[Data about app and page elements]
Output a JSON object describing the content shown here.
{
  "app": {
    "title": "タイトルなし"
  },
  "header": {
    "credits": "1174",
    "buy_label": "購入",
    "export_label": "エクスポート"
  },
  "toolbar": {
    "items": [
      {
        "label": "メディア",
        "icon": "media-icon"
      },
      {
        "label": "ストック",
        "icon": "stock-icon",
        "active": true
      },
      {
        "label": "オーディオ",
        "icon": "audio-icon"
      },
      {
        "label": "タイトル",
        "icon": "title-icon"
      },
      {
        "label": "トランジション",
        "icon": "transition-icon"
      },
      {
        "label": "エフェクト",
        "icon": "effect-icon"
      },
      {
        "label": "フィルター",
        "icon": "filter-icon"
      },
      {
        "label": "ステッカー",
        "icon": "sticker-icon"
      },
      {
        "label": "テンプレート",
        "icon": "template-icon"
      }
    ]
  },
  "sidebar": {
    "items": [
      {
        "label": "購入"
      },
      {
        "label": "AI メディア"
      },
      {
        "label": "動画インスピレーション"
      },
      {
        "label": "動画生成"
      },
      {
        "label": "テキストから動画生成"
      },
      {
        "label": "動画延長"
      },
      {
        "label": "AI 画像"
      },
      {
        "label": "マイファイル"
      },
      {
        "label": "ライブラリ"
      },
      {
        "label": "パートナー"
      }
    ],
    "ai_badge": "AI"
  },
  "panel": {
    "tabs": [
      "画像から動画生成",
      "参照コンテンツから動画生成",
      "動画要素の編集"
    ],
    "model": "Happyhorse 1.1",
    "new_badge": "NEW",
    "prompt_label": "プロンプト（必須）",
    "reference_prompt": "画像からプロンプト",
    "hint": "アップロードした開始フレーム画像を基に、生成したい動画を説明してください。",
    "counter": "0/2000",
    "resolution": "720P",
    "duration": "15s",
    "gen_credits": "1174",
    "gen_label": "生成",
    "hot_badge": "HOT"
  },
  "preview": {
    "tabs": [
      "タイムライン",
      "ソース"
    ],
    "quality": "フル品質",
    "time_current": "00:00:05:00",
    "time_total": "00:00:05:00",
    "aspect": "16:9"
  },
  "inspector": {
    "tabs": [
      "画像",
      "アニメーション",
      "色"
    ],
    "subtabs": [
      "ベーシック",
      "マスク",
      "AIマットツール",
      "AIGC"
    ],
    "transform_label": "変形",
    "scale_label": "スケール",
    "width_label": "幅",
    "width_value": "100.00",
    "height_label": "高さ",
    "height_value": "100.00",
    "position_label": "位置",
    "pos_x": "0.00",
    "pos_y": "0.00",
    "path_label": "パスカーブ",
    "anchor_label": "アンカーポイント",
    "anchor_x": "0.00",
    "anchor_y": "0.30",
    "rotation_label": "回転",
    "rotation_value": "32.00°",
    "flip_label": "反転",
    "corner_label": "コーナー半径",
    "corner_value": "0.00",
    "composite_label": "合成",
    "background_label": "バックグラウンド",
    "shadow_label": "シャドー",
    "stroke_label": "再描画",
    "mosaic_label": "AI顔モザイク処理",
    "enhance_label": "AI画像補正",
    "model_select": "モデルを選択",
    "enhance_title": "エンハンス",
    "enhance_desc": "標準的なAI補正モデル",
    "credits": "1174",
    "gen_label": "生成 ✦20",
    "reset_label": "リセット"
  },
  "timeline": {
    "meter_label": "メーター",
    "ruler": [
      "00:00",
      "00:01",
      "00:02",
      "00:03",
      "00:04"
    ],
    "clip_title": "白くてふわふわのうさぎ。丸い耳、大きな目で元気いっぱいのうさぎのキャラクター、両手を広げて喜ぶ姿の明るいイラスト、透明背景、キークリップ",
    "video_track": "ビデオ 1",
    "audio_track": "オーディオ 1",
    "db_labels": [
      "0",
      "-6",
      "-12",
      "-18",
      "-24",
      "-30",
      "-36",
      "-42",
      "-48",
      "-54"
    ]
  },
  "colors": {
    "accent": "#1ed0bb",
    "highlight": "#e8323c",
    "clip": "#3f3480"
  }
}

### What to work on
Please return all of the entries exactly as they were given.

### Output of the exercise
Output a JSON object describing the content shown here.
{
  "app": {
    "title": "タイトルなし"
  },
  "header": {
    "credits": "1174",
    "buy_label": "購入",
    "export_label": "エクスポート"
  },
  "toolbar": {
    "items": [
      {
        "label": "メディア",
        "icon": "media-icon"
      },
      {
        "label": "ストック",
        "icon": "stock-icon",
        "active": true
      },
      {
        "label": "オーディオ",
        "icon": "audio-icon"
      },
      {
        "label": "タイトル",
        "icon": "title-icon"
      },
      {
        "label": "トランジション",
        "icon": "transition-icon"
      },
      {
        "label": "エフェクト",
        "icon": "effect-icon"
      },
      {
        "label": "フィルター",
        "icon": "filter-icon"
      },
      {
        "label": "ステッカー",
        "icon": "sticker-icon"
      },
      {
        "label": "テンプレート",
        "icon": "template-icon"
      }
    ]
  },
  "sidebar": {
    "items": [
      {
        "label": "購入"
      },
      {
        "label": "AI メディア"
      },
      {
        "label": "動画インスピレーション"
      },
      {
        "label": "動画生成"
      },
      {
        "label": "テキストから動画生成"
      },
      {
        "label": "動画延長"
      },
      {
        "label": "AI 画像"
      },
      {
        "label": "マイファイル"
      },
      {
        "label": "ライブラリ"
      },
      {
        "label": "パートナー"
      }
    ],
    "ai_badge": "AI"
  },
  "panel": {
    "tabs": [
      "画像から動画生成",
      "参照コンテンツから動画生成",
      "動画要素の編集"
    ],
    "model": "Happyhorse 1.1",
    "new_badge": "NEW",
    "prompt_label": "プロンプト（必須）",
    "reference_prompt": "画像からプロンプト",
    "hint": "アップロードした開始フレーム画像を基に、生成したい動画を説明してください。",
    "counter": "0/2000",
    "resolution": "720P",
    "duration": "15s",
    "gen_credits": "1174",
    "gen_label": "生成",
    "hot_badge": "HOT"
  },
  "preview": {
    "tabs": [
      "タイムライン",
      "ソース"
    ],
    "quality": "フル品質",
    "time_current": "00:00:05:00",
    "time_total": "00:00:05:00",
    "aspect": "16:9"
  },
  "inspector": {
    "tabs": [
      "画像",
      "アニメーション",
      "色"
    ],
    "subtabs": [
      "ベーシック",
      "マスク",
      "AIマットツール",
      "AIGC"
    ],
    "transform_label": "変形",
    "scale_label": "スケール",
    "width_label": "幅",
    "width_value": "100.00",
    "height_label": "高さ",
    "height_value": "100.00",
    "position_label": "位置",
    "pos_x": "0.00",
    "pos_y": "0.00",
    "path_label": "パスカーブ",
    "anchor_label": "アンカーポイント",
    "anchor_x": "0.00",
    "anchor_y": "0.30",
    "rotation_label": "回転",
    "rotation_value": "32.00°",
    "flip_label": "反転",
    "corner_label": "コーナー半径",
    "corner_value": "0.00",
    "composite_label": "合成",
    "background_label": "バックグラウンド",
    "shadow_label": "シャドー",
    "stroke_label": "再描画",
    "mosaic_label": "AI顔モザイク処理",
    "enhance_label": "AI画像補正",
    "model_select": "モデルを選択",
    "enhance_title": "エンハンス",
    "enhance_desc": "標準的なAI補正モデル",
    "credits": "1174",
    "gen_label": "生成 ✦20",
    "reset_label": "リセット"
  },
  "timeline": {
    "meter_label": "メーター",
    "ruler": [
      "00:00",
      "00:01",
      "00:02",
      "00:03",
      "00:04"
    ],
    "clip_title": "白くてふわふわのうさぎ。丸い耳、大きな目で元気いっぱいのうさぎのキャラクター、両手を広げて喜ぶ姿の明るいイラスト、透明背景、キークリップ",
    "video_track": "ビデオ 1",
    "audio_track": "オーディオ 1",
    "db_labels": [
      "0",
      "-6",
      "-12",
      "-18",
      "-24",
      "-30",
      "-36",
      "-42",
      "-48",
      "-54"
    ]
  },
  "colors": {
    "accent": "#1ed0bb",
    "highlight": "#e8323c",
    "clip": "#3f3480"
  }
}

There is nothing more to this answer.